TASK STATEMENT:
Will you quote all of the entries, word for word?

RECORDS TO USE:
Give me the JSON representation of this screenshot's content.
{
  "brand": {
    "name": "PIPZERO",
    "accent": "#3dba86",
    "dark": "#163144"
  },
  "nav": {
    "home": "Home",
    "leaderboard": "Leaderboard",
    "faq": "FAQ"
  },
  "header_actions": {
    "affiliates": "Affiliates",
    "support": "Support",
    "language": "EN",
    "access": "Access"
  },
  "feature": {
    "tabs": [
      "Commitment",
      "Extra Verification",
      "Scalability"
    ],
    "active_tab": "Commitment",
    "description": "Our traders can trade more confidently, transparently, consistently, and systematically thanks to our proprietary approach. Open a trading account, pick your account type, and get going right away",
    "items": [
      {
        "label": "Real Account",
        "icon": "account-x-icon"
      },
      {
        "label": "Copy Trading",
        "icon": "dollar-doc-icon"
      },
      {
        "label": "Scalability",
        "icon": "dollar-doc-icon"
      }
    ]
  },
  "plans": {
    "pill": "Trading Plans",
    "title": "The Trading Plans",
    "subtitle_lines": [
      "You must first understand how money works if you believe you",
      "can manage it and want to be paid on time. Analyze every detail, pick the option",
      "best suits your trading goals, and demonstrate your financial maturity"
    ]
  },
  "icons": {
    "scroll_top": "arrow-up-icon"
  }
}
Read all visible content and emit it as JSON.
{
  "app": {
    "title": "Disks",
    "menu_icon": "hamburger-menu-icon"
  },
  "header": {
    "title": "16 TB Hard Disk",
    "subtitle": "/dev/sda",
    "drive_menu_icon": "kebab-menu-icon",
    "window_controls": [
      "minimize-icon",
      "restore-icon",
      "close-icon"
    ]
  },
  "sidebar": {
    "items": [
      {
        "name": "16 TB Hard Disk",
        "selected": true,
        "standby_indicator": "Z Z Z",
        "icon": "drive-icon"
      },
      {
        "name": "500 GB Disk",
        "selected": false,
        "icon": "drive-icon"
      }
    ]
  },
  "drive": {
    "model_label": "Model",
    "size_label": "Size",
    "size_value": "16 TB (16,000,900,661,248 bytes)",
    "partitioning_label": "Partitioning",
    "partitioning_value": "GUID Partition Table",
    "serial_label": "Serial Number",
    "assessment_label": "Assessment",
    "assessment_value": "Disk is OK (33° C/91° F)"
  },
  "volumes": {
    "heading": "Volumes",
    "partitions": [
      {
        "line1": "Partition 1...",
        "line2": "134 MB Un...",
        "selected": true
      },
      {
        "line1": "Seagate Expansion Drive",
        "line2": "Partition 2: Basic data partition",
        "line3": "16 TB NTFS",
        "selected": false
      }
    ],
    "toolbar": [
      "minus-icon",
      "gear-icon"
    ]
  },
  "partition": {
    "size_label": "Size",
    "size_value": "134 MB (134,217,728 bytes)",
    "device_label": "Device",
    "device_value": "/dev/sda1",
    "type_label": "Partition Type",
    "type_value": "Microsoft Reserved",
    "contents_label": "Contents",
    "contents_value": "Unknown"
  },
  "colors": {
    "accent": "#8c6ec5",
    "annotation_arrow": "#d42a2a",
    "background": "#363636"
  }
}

EXERCISE ANSWER:
Give me the JSON representation of this screenshot's content.
{
  "brand": {
    "name": "PIPZERO",
    "accent": "#3dba86",
    "dark": "#163144"
  },
  "nav": {
    "home": "Home",
    "leaderboard": "Leaderboard",
    "faq": "FAQ"
  },
  "header_actions": {
    "affiliates": "Affiliates",
    "support": "Support",
    "language": "EN",
    "access": "Access"
  },
  "feature": {
    "tabs": [
      "Commitment",
      "Extra Verification",
      "Scalability"
    ],
    "active_tab": "Commitment",
    "description": "Our traders can trade more confidently, transparently, consistently, and systematically thanks to our proprietary approach. Open a trading account, pick your account type, and get going right away",
    "items": [
      {
        "label": "Real Account",
        "icon": "account-x-icon"
      },
      {
        "label": "Copy Trading",
        "icon": "dollar-doc-icon"
      },
      {
        "label": "Scalability",
        "icon": "dollar-doc-icon"
      }
    ]
  },
  "plans": {
    "pill": "Trading Plans",
    "title": "The Trading Plans",
    "subtitle_lines": [
      "You must first understand how money works if you believe you",
      "can manage it and want to be paid on time. Analyze every detail, pick the option",
      "best suits your trading goals, and demonstrate your financial maturity"
    ]
  },
  "icons": {
    "scroll_top": "arrow-up-icon"
  }
}
Read all visible content and emit it as JSON.
{
  "app": {
    "title": "Disks",
    "menu_icon": "hamburger-menu-icon"
  },
  "header": {
    "title": "16 TB Hard Disk",
    "subtitle": "/dev/sda",
    "drive_menu_icon": "kebab-menu-icon",
    "window_controls": [
      "minimize-icon",
      "restore-icon",
      "close-icon"
    ]
  },
  "sidebar": {
    "items": [
      {
        "name": "16 TB Hard Disk",
        "selected": true,
        "standby_indicator": "Z Z Z",
        "icon": "drive-icon"
      },
      {
        "name": "500 GB Disk",
        "selected": false,
        "icon": "drive-icon"
      }
    ]
  },
  "drive": {
    "model_label": "Model",
    "size_label": "Size",
    "size_value": "16 TB (16,000,900,661,248 bytes)",
    "partitioning_label": "Partitioning",
    "partitioning_value": "GUID Partition Table",
    "serial_label": "Serial Number",
    "assessment_label": "Assessment",
    "assessment_value": "Disk is OK (33° C/91° F)"
  },
  "volumes": {
    "heading": "Volumes",
    "partitions": [
      {
        "line1": "Partition 1...",
        "line2": "134 MB Un...",
        "selected": true
      },
      {
        "line1": "Seagate Expansion Drive",
        "line2": "Partition 2: Basic data partition",
        "line3": "16 TB NTFS",
        "selected": false
      }
    ],
    "toolbar": [
      "minus-icon",
      "gear-icon"
    ]
  },
  "partition": {
    "size_label": "Size",
    "size_value": "134 MB (134,217,728 bytes)",
    "device_label": "Device",
    "device_value": "/dev/sda1",
    "type_label": "Partition Type",
    "type_value": "Microsoft Reserved",
    "contents_label": "Contents",
    "contents_value": "Unknown"
  },
  "colors": {
    "accent": "#8c6ec5",
    "annotation_arrow": "#d42a2a",
    "background": "#363636"
  }
}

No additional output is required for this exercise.